Sleep And Your Brain
A good night's sleep is not just vital for resting and repairing your body, but is crucial for brain health too. While your body’s lymphatic system carries away cellular toxins while you sleep, helping to ward off disease, it was recently discovered that your brain has its own separate system to do this, called the glymphatic pathway. As toxins are cleared, it frees up your brain to consolidate the day’s memories so you wake up sharper. Sleeping on your left optimises this, due to the flow of cerebral fluid. What's more, it's now been discovered that vital immune cells called microglia are at their most active when you sleep. This leads to better cognition, a reduction in brain disorders such as autism, schizophrenia and dementia, plus an improved ability for your brain to fight off infection and repair damage after trauma from things like a stroke or an accident. Microglia are essentially first responders, patrolling the brain and spinal cord and reacting as soon as they spot infection or debris from dead cell tissue that needs getting rid of. Another thing your brain needs deep sleep for is hormone regulation. Cortisol, the stress hormone falls when you sleep deeply, while growth hormone increases. If cortisol stays low it keeps insulin low too, which helps with memory formation. And you need growth hormone for brain cell repair and improved attention. So how do you get that all-important, restorative deep sleep? Routine is key – when you fall asleep is as important as how much you get, so wait until you’re really sleepy and stick to that time every night. Magnesium and omega-3 supplements will help you fall asleep as well as enhance brain repair.
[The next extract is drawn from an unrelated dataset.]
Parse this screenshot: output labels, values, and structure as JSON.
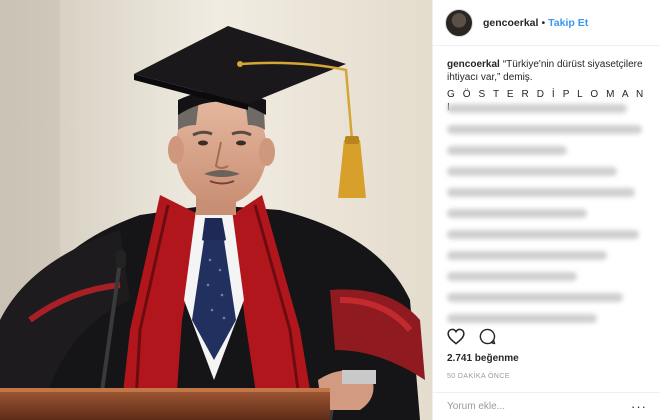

It helps to avoid caffeine after 2pm, as well as reducing phone or TV use an hour before bed, as the 'blue light' from gadgets keeps your brain awake.